> Instructions to follow:
In the listing below, find each line containing "Desktop" and report it.
[Start of Attachment]
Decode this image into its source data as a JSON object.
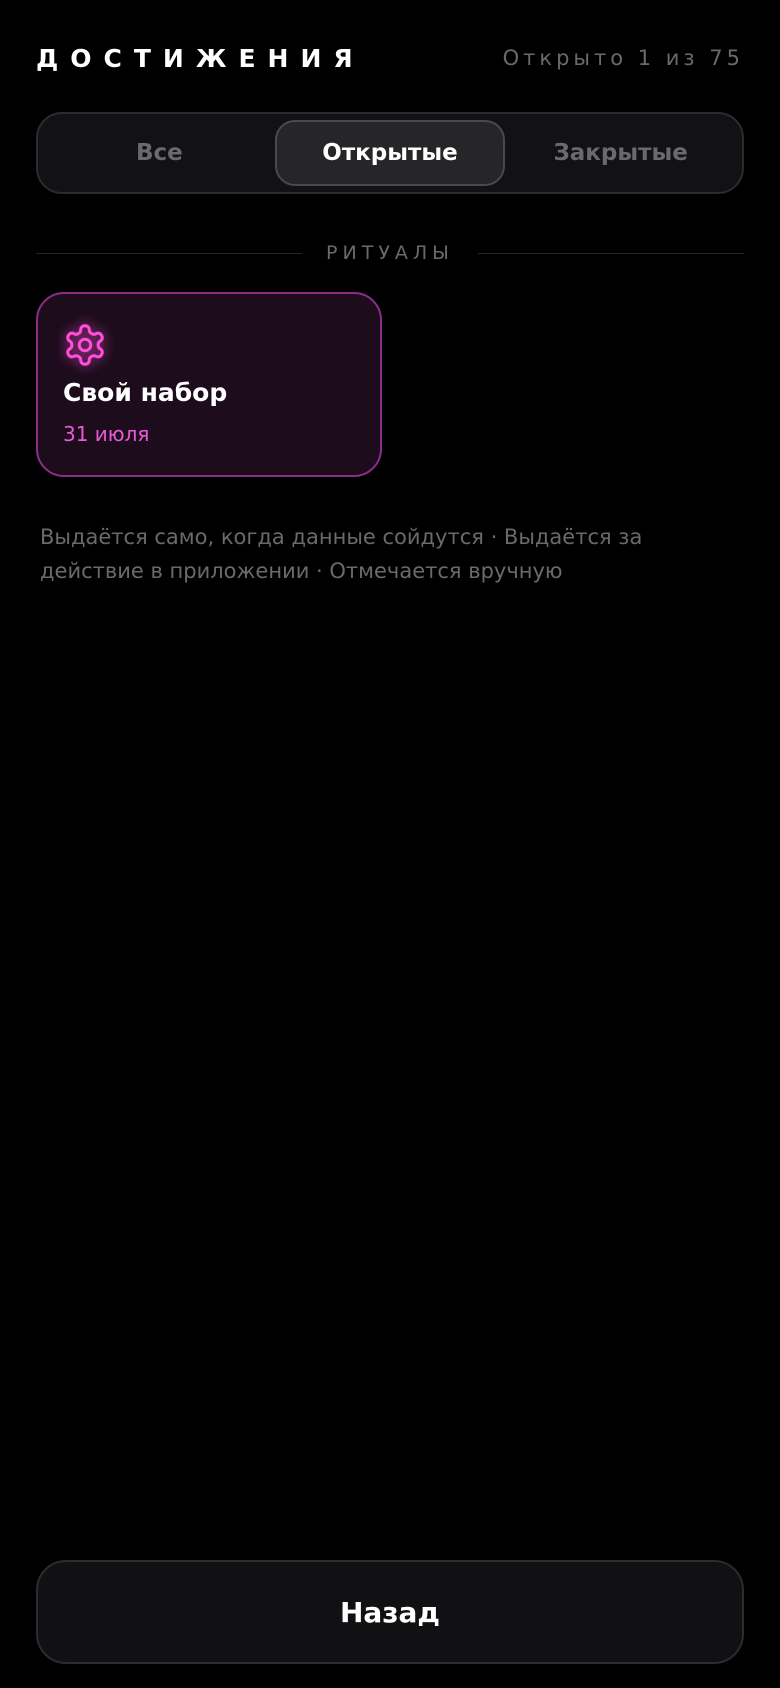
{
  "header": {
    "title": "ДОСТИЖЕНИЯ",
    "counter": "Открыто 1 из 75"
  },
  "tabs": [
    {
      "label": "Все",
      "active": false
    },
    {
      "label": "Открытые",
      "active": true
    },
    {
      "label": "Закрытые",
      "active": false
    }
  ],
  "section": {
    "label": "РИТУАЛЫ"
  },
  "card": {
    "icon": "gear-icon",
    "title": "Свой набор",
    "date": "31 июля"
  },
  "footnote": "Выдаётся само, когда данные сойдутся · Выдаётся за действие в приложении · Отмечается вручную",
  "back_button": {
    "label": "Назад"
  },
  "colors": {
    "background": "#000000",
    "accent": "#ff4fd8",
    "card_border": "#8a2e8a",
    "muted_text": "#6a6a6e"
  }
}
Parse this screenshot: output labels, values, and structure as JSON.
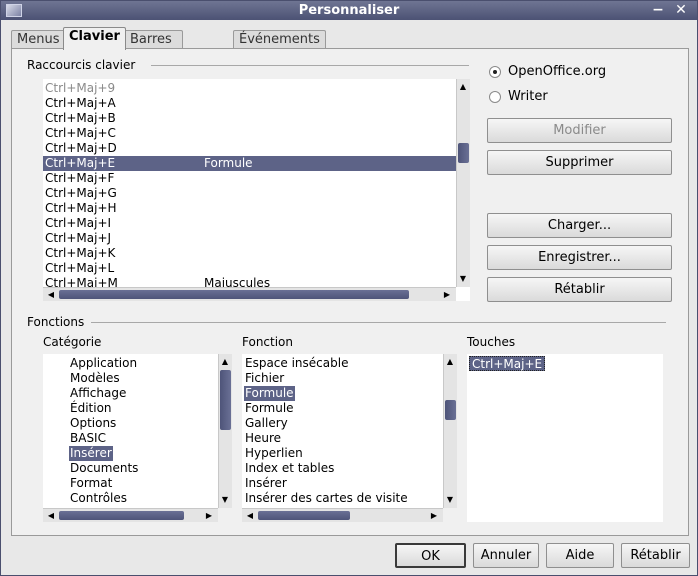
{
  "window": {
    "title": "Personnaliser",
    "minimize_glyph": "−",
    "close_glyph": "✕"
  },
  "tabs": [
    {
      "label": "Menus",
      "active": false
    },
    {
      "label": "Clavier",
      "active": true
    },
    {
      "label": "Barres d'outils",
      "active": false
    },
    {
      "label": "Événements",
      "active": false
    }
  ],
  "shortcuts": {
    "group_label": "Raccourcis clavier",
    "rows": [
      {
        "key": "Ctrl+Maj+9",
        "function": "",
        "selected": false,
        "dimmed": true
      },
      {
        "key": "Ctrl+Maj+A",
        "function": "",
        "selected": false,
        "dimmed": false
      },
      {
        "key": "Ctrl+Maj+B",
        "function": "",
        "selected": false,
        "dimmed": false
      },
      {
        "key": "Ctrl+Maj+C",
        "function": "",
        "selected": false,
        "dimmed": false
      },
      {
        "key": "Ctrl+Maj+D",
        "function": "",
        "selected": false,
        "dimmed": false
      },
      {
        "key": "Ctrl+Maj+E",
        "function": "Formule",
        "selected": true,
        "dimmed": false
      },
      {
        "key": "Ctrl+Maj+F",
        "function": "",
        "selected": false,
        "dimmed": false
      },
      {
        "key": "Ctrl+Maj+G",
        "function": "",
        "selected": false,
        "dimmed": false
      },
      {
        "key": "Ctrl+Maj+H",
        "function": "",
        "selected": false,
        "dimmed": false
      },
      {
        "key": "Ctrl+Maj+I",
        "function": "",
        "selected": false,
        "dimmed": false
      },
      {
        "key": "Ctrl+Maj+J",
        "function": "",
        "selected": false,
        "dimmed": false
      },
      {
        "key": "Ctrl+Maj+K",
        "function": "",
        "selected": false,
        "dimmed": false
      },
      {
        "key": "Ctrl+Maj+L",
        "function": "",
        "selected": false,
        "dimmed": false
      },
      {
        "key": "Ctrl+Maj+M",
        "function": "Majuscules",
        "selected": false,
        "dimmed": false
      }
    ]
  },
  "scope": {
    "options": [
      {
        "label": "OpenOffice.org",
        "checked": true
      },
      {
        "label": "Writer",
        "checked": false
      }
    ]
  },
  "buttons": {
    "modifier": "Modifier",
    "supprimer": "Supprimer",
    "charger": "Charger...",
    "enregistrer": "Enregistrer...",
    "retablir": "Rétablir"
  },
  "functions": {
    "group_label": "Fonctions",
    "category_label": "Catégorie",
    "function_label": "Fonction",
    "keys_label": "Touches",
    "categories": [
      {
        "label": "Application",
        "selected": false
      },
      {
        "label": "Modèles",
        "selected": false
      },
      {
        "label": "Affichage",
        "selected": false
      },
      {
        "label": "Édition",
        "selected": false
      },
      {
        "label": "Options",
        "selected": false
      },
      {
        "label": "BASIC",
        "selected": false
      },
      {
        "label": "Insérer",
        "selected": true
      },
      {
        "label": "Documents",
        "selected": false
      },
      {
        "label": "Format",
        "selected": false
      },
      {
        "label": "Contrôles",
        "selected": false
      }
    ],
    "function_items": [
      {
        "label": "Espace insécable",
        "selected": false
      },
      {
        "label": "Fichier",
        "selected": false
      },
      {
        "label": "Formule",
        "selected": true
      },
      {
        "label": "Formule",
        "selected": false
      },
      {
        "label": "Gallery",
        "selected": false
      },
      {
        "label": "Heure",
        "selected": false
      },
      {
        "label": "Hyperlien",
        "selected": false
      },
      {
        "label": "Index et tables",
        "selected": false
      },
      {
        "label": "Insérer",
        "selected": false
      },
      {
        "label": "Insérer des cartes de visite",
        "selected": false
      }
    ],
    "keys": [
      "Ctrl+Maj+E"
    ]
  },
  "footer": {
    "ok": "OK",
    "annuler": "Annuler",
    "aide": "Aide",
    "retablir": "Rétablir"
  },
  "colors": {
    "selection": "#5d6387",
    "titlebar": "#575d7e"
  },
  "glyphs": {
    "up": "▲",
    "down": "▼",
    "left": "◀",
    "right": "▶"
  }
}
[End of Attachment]
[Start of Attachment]
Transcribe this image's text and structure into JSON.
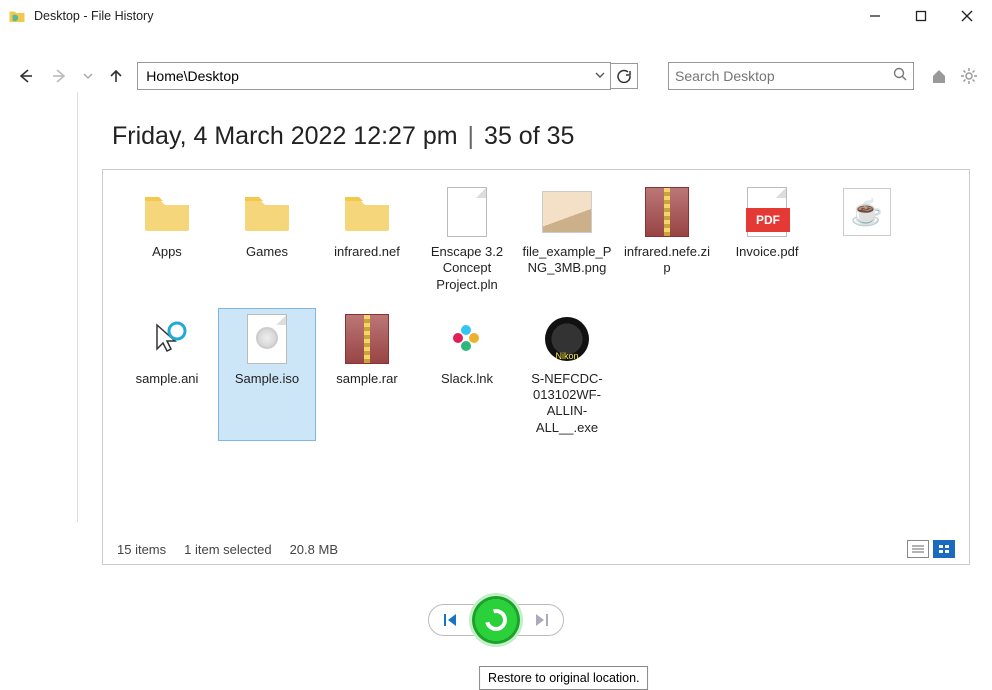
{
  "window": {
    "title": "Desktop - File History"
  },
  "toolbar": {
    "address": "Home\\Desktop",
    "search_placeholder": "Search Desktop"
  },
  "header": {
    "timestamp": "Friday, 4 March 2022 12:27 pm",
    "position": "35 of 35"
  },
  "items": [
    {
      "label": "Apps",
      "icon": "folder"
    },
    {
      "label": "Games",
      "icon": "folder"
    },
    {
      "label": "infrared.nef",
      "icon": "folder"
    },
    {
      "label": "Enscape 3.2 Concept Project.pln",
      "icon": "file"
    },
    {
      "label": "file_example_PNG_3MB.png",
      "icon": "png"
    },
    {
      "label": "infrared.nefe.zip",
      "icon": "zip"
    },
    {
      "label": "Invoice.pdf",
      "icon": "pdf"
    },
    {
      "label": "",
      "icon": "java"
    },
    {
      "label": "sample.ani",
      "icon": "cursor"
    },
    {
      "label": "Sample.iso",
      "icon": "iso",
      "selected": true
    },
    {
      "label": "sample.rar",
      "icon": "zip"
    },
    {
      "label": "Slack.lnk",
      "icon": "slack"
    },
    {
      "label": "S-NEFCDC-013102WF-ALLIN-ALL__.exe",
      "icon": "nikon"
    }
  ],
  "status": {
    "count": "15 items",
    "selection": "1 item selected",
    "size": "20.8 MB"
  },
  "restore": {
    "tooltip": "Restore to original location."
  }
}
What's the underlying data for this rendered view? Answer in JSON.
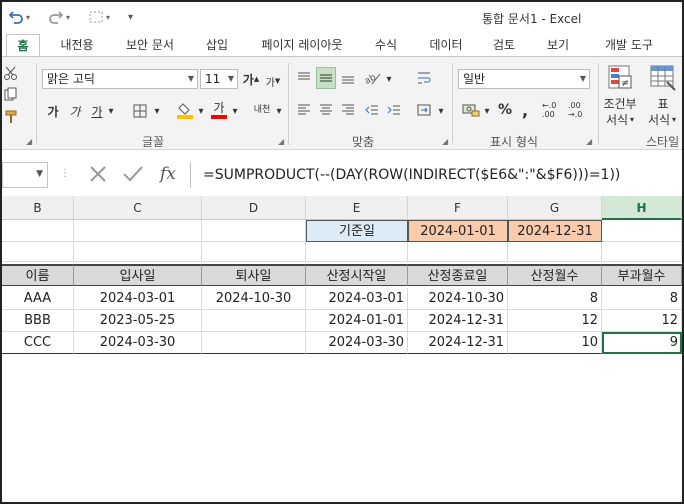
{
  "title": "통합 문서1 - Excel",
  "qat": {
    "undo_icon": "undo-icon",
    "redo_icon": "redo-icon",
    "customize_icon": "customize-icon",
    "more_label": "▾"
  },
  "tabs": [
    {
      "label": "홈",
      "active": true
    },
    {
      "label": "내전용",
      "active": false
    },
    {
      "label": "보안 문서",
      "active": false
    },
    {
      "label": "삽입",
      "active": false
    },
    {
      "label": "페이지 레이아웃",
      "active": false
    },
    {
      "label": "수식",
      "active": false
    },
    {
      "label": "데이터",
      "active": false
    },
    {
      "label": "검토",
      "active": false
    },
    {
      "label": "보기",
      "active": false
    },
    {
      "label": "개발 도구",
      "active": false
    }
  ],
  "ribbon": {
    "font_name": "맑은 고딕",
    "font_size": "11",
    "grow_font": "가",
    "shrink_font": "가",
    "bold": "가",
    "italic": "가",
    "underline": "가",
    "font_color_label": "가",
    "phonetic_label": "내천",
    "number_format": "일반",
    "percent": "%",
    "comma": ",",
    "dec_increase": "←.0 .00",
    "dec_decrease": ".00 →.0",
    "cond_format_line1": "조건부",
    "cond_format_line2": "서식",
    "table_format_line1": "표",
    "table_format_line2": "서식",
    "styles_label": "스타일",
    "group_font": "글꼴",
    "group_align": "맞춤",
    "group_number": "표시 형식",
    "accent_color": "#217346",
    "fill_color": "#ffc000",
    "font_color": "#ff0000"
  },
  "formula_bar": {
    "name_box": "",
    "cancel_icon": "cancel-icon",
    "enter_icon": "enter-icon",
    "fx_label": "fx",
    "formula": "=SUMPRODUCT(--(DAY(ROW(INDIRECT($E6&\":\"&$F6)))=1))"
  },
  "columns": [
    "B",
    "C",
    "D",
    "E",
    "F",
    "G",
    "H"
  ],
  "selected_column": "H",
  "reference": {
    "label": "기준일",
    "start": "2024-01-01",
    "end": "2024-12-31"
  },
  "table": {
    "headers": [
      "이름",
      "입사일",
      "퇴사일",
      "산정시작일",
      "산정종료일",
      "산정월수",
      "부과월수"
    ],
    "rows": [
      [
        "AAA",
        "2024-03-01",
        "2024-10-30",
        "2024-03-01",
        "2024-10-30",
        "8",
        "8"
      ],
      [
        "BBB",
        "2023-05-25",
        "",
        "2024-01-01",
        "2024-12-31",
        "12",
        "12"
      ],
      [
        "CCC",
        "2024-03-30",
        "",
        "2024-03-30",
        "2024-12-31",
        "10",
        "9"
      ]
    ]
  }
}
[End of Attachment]
> Worked solution:
    "title": "Desktop - File History"
    "address": "Home\\Desktop",
    "search_placeholder": "Search Desktop"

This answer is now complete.